Problem to solve:
Where does the word "total" show up in the records? Copy every line that has it.

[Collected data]
------------------------------------------------------------

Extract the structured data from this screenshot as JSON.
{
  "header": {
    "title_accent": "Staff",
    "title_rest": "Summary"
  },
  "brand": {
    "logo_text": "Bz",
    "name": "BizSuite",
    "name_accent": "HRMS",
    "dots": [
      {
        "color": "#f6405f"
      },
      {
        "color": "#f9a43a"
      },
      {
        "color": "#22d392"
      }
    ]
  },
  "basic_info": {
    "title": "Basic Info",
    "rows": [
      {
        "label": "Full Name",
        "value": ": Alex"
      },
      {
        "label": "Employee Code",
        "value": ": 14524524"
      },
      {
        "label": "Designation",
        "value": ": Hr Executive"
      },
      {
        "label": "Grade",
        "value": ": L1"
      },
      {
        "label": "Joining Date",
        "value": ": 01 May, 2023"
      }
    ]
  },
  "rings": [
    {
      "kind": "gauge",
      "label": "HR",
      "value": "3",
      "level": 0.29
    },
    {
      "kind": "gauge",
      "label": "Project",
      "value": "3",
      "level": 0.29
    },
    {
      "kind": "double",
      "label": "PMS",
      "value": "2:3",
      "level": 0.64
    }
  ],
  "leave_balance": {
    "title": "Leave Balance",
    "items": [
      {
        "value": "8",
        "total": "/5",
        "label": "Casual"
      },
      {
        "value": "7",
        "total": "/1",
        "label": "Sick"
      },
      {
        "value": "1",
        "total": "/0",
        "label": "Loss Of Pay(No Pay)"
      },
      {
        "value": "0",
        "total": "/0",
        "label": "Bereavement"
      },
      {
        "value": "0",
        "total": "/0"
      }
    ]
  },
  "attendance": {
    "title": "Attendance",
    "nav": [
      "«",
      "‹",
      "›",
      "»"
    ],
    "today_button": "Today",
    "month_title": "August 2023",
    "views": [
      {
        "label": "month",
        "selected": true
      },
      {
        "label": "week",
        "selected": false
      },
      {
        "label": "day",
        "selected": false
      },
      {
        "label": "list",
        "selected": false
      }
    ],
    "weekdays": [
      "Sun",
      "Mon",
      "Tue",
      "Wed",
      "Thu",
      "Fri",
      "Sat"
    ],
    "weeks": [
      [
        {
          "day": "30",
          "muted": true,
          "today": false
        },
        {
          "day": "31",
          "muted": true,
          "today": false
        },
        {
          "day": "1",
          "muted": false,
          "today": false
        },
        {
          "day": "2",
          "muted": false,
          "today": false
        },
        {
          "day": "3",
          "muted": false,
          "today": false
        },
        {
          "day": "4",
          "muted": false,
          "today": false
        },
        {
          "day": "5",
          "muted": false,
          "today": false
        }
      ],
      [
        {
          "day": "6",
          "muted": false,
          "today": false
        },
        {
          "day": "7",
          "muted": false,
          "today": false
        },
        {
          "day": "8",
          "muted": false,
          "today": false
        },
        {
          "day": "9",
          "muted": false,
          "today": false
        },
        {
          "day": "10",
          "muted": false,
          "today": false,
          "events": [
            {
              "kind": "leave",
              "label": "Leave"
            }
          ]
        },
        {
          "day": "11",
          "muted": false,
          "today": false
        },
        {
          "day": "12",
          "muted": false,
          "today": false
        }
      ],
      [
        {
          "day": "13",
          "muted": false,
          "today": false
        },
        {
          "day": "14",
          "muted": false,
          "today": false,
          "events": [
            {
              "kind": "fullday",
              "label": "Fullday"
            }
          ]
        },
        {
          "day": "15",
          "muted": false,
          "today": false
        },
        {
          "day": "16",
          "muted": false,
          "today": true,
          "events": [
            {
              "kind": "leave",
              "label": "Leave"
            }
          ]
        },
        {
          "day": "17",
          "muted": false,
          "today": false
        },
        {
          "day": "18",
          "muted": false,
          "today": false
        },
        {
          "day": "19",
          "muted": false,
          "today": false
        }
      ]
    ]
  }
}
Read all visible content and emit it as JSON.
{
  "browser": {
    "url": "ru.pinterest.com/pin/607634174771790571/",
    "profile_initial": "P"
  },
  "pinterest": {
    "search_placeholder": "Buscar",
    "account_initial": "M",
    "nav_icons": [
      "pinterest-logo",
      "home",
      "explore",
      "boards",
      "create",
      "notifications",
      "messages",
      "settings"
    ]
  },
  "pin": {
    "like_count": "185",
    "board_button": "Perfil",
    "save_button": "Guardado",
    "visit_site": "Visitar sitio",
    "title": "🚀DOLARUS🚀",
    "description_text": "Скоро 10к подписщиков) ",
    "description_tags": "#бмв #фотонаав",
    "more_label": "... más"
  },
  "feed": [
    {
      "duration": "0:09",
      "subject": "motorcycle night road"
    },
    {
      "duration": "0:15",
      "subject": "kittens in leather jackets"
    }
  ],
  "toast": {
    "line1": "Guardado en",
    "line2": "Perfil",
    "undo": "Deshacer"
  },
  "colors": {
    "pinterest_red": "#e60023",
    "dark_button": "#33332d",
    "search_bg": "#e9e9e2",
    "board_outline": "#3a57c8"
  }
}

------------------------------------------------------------

Answer for this exercise:
        "total": "/5",
        "total": "/1",
        "total": "/0",
        "total": "/0",
        "total": "/0"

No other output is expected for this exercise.